### [About this task]
The job is to output each record again, character for character.

(Extracted information begins)

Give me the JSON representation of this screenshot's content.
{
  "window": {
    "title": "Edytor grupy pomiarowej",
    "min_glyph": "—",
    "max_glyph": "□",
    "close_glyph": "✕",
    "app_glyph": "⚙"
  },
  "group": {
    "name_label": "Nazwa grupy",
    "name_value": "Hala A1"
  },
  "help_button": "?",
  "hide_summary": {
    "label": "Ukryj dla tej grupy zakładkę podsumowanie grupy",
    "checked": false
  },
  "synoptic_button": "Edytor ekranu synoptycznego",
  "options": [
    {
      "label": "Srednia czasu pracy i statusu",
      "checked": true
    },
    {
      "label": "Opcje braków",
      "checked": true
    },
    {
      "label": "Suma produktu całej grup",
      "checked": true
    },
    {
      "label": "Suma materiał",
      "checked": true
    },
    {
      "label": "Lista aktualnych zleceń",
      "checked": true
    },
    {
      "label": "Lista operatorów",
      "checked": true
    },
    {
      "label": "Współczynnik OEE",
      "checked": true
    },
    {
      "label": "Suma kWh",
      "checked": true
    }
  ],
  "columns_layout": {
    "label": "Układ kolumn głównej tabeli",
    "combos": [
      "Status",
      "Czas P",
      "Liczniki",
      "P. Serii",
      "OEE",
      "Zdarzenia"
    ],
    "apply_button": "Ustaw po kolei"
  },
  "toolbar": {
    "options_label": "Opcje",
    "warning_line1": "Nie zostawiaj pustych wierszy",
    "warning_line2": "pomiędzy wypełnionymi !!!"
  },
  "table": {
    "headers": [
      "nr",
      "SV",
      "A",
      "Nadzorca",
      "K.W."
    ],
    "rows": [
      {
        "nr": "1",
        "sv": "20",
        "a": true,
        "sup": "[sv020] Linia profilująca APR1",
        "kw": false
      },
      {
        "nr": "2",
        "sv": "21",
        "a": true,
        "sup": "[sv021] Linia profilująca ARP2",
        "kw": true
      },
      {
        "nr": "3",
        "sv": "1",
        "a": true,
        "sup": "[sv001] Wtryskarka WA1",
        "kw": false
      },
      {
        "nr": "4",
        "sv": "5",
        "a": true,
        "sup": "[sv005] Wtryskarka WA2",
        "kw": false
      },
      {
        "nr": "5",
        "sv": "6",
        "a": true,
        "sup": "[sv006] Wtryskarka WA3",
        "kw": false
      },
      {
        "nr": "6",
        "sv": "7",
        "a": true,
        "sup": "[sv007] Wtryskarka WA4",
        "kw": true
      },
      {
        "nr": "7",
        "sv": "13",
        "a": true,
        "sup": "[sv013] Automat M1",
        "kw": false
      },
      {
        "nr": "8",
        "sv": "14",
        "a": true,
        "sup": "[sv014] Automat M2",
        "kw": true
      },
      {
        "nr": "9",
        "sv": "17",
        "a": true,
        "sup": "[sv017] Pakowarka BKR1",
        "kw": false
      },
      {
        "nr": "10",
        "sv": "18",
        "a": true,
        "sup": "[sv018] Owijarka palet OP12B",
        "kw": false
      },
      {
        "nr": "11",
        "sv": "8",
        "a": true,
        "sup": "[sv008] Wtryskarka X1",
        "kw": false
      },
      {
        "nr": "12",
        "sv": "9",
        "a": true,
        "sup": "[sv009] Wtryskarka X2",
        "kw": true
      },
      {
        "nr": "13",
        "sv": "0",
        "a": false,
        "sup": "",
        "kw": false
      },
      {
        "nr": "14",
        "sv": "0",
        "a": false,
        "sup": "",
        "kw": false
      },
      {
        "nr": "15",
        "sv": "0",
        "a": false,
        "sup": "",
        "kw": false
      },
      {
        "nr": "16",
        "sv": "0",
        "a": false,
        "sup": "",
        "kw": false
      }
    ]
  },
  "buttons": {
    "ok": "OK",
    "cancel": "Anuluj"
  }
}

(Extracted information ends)

### [Task result]
Give me the JSON representation of this screenshot's content.
{
  "window": {
    "title": "Edytor grupy pomiarowej",
    "min_glyph": "—",
    "max_glyph": "□",
    "close_glyph": "✕",
    "app_glyph": "⚙"
  },
  "group": {
    "name_label": "Nazwa grupy",
    "name_value": "Hala A1"
  },
  "help_button": "?",
  "hide_summary": {
    "label": "Ukryj dla tej grupy zakładkę podsumowanie grupy",
    "checked": false
  },
  "synoptic_button": "Edytor ekranu synoptycznego",
  "options": [
    {
      "label": "Srednia czasu pracy i statusu",
      "checked": true
    },
    {
      "label": "Opcje braków",
      "checked": true
    },
    {
      "label": "Suma produktu całej grup",
      "checked": true
    },
    {
      "label": "Suma materiał",
      "checked": true
    },
    {
      "label": "Lista aktualnych zleceń",
      "checked": true
    },
    {
      "label": "Lista operatorów",
      "checked": true
    },
    {
      "label": "Współczynnik OEE",
      "checked": true
    },
    {
      "label": "Suma kWh",
      "checked": true
    }
  ],
  "columns_layout": {
    "label": "Układ kolumn głównej tabeli",
    "combos": [
      "Status",
      "Czas P",
      "Liczniki",
      "P. Serii",
      "OEE",
      "Zdarzenia"
    ],
    "apply_button": "Ustaw po kolei"
  },
  "toolbar": {
    "options_label": "Opcje",
    "warning_line1": "Nie zostawiaj pustych wierszy",
    "warning_line2": "pomiędzy wypełnionymi !!!"
  },
  "table": {
    "headers": [
      "nr",
      "SV",
      "A",
      "Nadzorca",
      "K.W."
    ],
    "rows": [
      {
        "nr": "1",
        "sv": "20",
        "a": true,
        "sup": "[sv020] Linia profilująca APR1",
        "kw": false
      },
      {
        "nr": "2",
        "sv": "21",
        "a": true,
        "sup": "[sv021] Linia profilująca ARP2",
        "kw": true
      },
      {
        "nr": "3",
        "sv": "1",
        "a": true,
        "sup": "[sv001] Wtryskarka WA1",
        "kw": false
      },
      {
        "nr": "4",
        "sv": "5",
        "a": true,
        "sup": "[sv005] Wtryskarka WA2",
        "kw": false
      },
      {
        "nr": "5",
        "sv": "6",
        "a": true,
        "sup": "[sv006] Wtryskarka WA3",
        "kw": false
      },
      {
        "nr": "6",
        "sv": "7",
        "a": true,
        "sup": "[sv007] Wtryskarka WA4",
        "kw": true
      },
      {
        "nr": "7",
        "sv": "13",
        "a": true,
        "sup": "[sv013] Automat M1",
        "kw": false
      },
      {
        "nr": "8",
        "sv": "14",
        "a": true,
        "sup": "[sv014] Automat M2",
        "kw": true
      },
      {
        "nr": "9",
        "sv": "17",
        "a": true,
        "sup": "[sv017] Pakowarka BKR1",
        "kw": false
      },
      {
        "nr": "10",
        "sv": "18",
        "a": true,
        "sup": "[sv018] Owijarka palet OP12B",
        "kw": false
      },
      {
        "nr": "11",
        "sv": "8",
        "a": true,
        "sup": "[sv008] Wtryskarka X1",
        "kw": false
      },
      {
        "nr": "12",
        "sv": "9",
        "a": true,
        "sup": "[sv009] Wtryskarka X2",
        "kw": true
      },
      {
        "nr": "13",
        "sv": "0",
        "a": false,
        "sup": "",
        "kw": false
      },
      {
        "nr": "14",
        "sv": "0",
        "a": false,
        "sup": "",
        "kw": false
      },
      {
        "nr": "15",
        "sv": "0",
        "a": false,
        "sup": "",
        "kw": false
      },
      {
        "nr": "16",
        "sv": "0",
        "a": false,
        "sup": "",
        "kw": false
      }
    ]
  },
  "buttons": {
    "ok": "OK",
    "cancel": "Anuluj"
  }
}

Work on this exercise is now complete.